Gaurie Tilak ’11 (right), founder of AIDS Relief International, joins Vice President for International Affairs Matthew Gutmann (left) and  physician Harish Pathak at Sion Hospital in Mumbai on March 31. Pathak is director of the Mumbai AIDS Control Society.

Fortifying kids to battle AIDS

A group of Brown juniors has formally incorporated their effort to increase the success of anti-retroviral drug therapy for HIV-positive children in Mumbai.

By Janet Kerlin  |  April 7, 2010  |  Email to a friend

An economics and biology undergraduate is making an international impact in the field of HIV treatment. Gaurie Tilak ’11 is starting a pilot program to provide a nutritional supplement to children in Mumbai who are HIV-positive. The added nutrition will increase the chances that antiretroviral therapy will be successful. “There was all this potential to do more for their health by filling in the nonmedical gaps,” Tilak explains.

During spring break, Tilak, of Denville, N.J., traveled to her family’s ancestral home in India to launch the nonprofit AIDS Relief International (ARI), which she founded with other Brown juniors interested in AIDS relief.

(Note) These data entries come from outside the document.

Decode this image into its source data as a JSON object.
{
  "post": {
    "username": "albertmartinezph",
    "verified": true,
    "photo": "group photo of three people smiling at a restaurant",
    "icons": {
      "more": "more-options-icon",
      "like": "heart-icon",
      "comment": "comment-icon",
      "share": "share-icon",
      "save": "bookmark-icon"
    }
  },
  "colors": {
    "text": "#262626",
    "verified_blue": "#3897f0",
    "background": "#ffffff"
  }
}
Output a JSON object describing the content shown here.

She spoke at the launch of ARI on March 31 in Mumbai at Sion Hospital, which operates the region’s pediatric anti-retroviral therapy center. There, Tilak has forged relationships with physicians and nutrition experts who are advising her on logistical issues in the treatment of children.

“We’re working with two nutritionists to develop the supplement,” which consists of finely ground soybeans and other Indian staples to provide protein and micronutrients. The extra nutrition is needed to counter severe weight loss caused by the disease and sometimes by the drugs themselves, Tilak says.

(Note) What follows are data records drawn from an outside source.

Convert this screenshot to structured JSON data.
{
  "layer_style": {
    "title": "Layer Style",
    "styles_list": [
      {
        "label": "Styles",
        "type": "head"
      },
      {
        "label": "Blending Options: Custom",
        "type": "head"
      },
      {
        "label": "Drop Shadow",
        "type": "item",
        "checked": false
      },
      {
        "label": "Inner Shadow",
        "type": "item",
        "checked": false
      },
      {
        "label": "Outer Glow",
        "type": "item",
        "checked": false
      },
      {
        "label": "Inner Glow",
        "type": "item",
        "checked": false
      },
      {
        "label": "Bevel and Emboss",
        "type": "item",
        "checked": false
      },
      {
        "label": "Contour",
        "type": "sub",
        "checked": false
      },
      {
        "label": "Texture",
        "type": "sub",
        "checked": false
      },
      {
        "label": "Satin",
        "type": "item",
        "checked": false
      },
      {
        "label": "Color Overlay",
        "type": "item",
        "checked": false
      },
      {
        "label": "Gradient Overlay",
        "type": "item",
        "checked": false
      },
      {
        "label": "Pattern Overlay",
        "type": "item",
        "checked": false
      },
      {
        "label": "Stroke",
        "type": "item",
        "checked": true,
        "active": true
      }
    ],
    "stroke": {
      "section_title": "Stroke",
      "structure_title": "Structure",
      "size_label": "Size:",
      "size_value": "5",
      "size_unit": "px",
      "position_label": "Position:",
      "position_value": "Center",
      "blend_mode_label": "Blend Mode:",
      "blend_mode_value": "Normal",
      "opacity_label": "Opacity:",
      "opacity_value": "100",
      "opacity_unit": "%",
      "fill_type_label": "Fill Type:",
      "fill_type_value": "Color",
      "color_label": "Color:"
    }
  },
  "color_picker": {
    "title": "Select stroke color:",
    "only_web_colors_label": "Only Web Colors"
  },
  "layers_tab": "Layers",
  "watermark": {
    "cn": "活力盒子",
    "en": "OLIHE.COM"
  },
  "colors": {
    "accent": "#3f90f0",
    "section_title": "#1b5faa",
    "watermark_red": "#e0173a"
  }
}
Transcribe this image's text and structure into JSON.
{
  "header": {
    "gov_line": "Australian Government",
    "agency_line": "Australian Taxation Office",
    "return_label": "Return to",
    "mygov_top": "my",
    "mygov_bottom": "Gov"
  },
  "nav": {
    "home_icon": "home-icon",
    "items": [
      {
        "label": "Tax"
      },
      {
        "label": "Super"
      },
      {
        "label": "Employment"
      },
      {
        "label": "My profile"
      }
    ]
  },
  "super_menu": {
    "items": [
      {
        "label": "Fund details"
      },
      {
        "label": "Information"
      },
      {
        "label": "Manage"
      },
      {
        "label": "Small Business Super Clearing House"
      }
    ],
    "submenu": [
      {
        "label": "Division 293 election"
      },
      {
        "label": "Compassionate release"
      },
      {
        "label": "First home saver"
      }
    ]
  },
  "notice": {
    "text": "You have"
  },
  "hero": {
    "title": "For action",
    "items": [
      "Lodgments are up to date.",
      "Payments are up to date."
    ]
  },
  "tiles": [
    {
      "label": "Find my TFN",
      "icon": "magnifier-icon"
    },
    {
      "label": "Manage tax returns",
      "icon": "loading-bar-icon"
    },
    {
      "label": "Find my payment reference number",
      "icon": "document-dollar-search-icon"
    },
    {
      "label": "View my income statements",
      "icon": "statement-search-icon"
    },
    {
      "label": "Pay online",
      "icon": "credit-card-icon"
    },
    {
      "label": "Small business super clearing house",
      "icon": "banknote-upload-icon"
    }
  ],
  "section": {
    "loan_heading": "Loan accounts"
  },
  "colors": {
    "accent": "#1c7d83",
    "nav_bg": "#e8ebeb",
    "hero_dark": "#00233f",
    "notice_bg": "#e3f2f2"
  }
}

While nutrition is crucial to the effectiveness of the therapy, that issue is not as prominent as therapy in the global HIV/AIDS discussion, says Cara Smith ’11, a founding member of the group and a human biology major from the Philadelphia area. Smith had committed herself to AIDS relief since high school, when she led a human rights group in raising $14,000 for an orphanage for HIV-positive children in Durban, South Africa.

ARI directors, all ’11. Top: R. Rieder, L. Krumeich, A. Roos, C. Smith. Bottom: M. Morales, A. Glasgow, G. Tilak: ARI directors, all ’11. Top: R. Rieder, L. Krumeich, A. Roos, C. Smith. Bottom: M. Morales, A. Glasgow, G. Tilak Tilak approached her undergraduate friends last year when she noticed they all had interests in treating and preventing HIV. The nonprofit organization, incorporated this year, has raised enough money from U.S. donors to pay for a year’s worth of supplement – $2,000 including preparation and transport – for a pilot group of 50 children receiving HIV therapy. “It is an incredible opportunity to create a more sustainable effort in the fight against the HIV/AIDS epidemic,” Smith says.

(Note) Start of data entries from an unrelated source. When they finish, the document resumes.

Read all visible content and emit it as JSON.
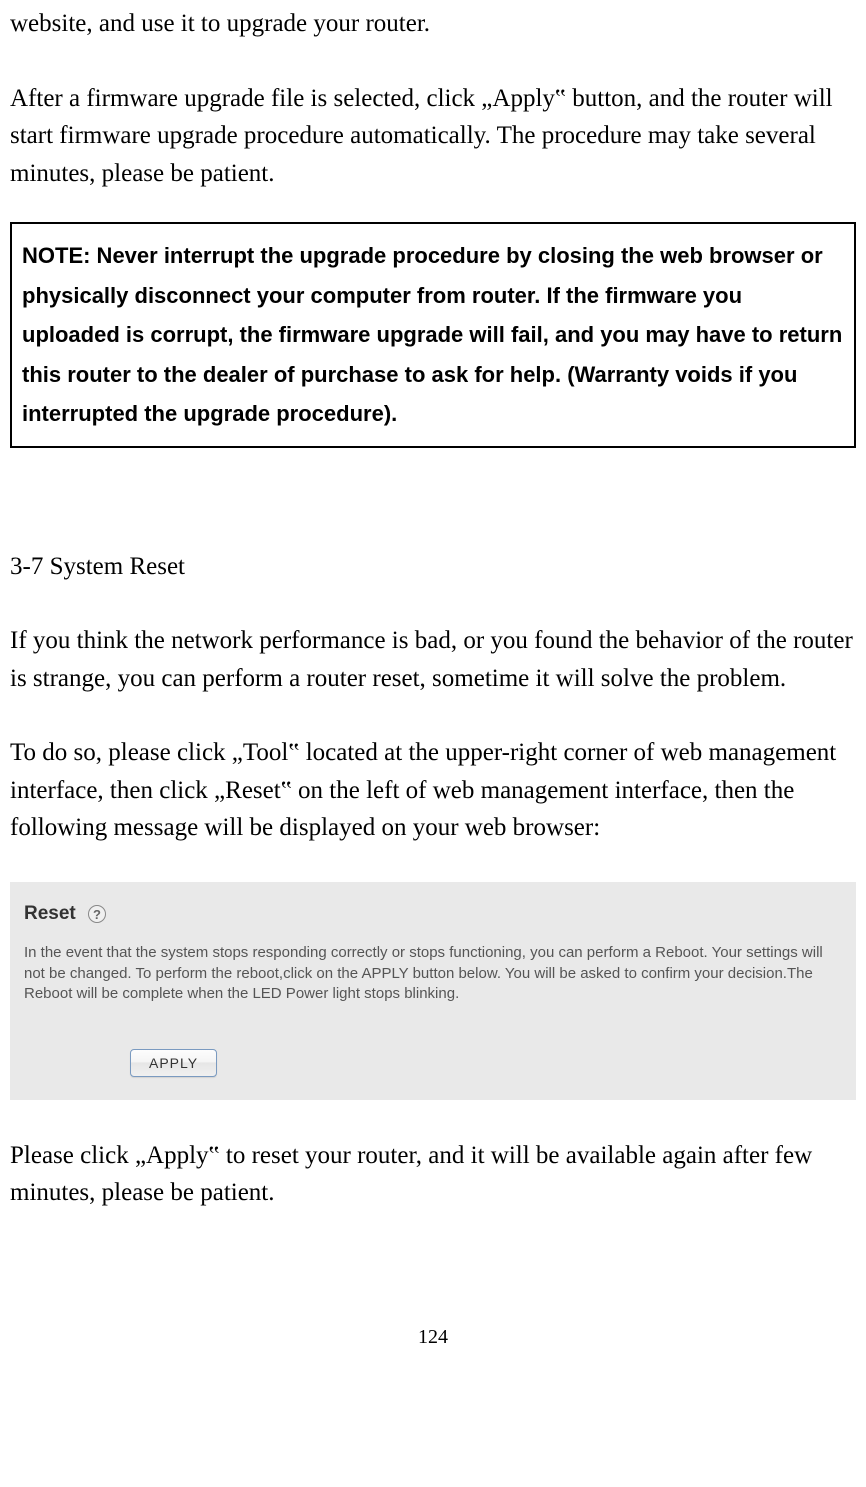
{
  "para1": "website, and use it to upgrade your router.",
  "para2": "After a firmware upgrade file is selected, click „Apply‟ button, and the router will start firmware upgrade procedure automatically. The procedure may take several minutes, please be patient.",
  "note": "NOTE: Never interrupt the upgrade procedure by closing the web browser or physically disconnect your computer from router. If the firmware you uploaded is corrupt, the firmware upgrade will fail, and you may have to return this router to the dealer of purchase to ask for help. (Warranty voids if you interrupted the upgrade procedure).",
  "section_title": "3-7 System Reset",
  "para3": "If you think the network performance is bad, or you found the behavior of the router is strange, you can perform a router reset, sometime it will solve the problem.",
  "para4": "To do so, please click „Tool‟ located at the upper-right corner of web management interface, then click „Reset‟ on the left of web management interface, then the following message will be displayed on your web browser:",
  "screenshot": {
    "title": "Reset",
    "help": "?",
    "desc": "In the event that the system stops responding correctly or stops functioning, you can perform a Reboot. Your settings will not be changed. To perform the reboot,click on the APPLY button below. You will be asked to confirm your decision.The Reboot will be complete when the LED Power light stops blinking.",
    "button": "APPLY"
  },
  "para5": "Please click „Apply‟ to reset your router, and it will be available again after few minutes, please be patient.",
  "page_number": "124"
}
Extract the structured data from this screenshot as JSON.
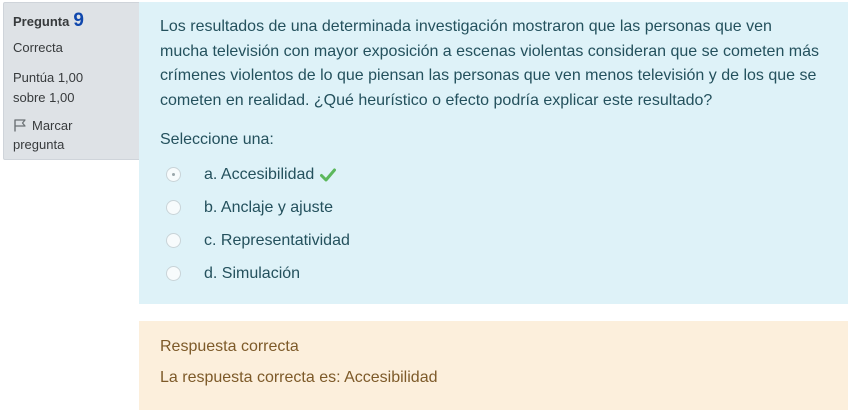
{
  "info": {
    "question_label": "Pregunta",
    "question_number": "9",
    "state": "Correcta",
    "grade_line1": "Puntúa 1,00",
    "grade_line2": "sobre 1,00",
    "flag_line1": "Marcar",
    "flag_line2": "pregunta"
  },
  "question": {
    "text": "Los resultados de una determinada investigación mostraron que las personas que ven mucha televisión con mayor exposición a escenas violentas consideran que se cometen más crímenes violentos de lo que piensan las personas que ven menos televisión y de los que se cometen en realidad. ¿Qué heurístico o efecto podría explicar este resultado?",
    "prompt": "Seleccione una:",
    "answers": [
      {
        "label": "a. Accesibilidad",
        "selected": true,
        "correct": true
      },
      {
        "label": "b. Anclaje y ajuste",
        "selected": false
      },
      {
        "label": "c. Representatividad",
        "selected": false
      },
      {
        "label": "d. Simulación",
        "selected": false
      }
    ]
  },
  "feedback": {
    "result": "Respuesta correcta",
    "right_answer": "La respuesta correcta es: Accesibilidad"
  },
  "colors": {
    "info_bg": "#dee2e6",
    "question_number": "#0f47ad",
    "content_bg": "#def2f8",
    "feedback_bg": "#fcefdc",
    "correct_check": "#5cb85c"
  },
  "icons": {
    "flag": "flag-icon",
    "correct": "check-icon"
  }
}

Donations continue to come in. The group hopes to raise $10,000, according to Lauren Krumeich ’11, a pre-med student from Westchester County in New York. “We are seeking all the support we can get,” Smith adds. “There have been many individual supporters, but we are looking for more sustainable foundation support.”

The pediatric HIV center where AIDS Relief International plans to launch the pilot project is located at a hospital officially named Lokmanya Tilak Municipal General Hospital. It is named after Tilak’s famous freedom-fighter ancestor who is remembered in India for his rallying-cry: “[Self-rule] is my birthright, and I shall have it.”

Tilak’s March 31 visit to the hospital with Vice President for International Affairs Matthew Gutmann generated considerable coverage in the Indian media.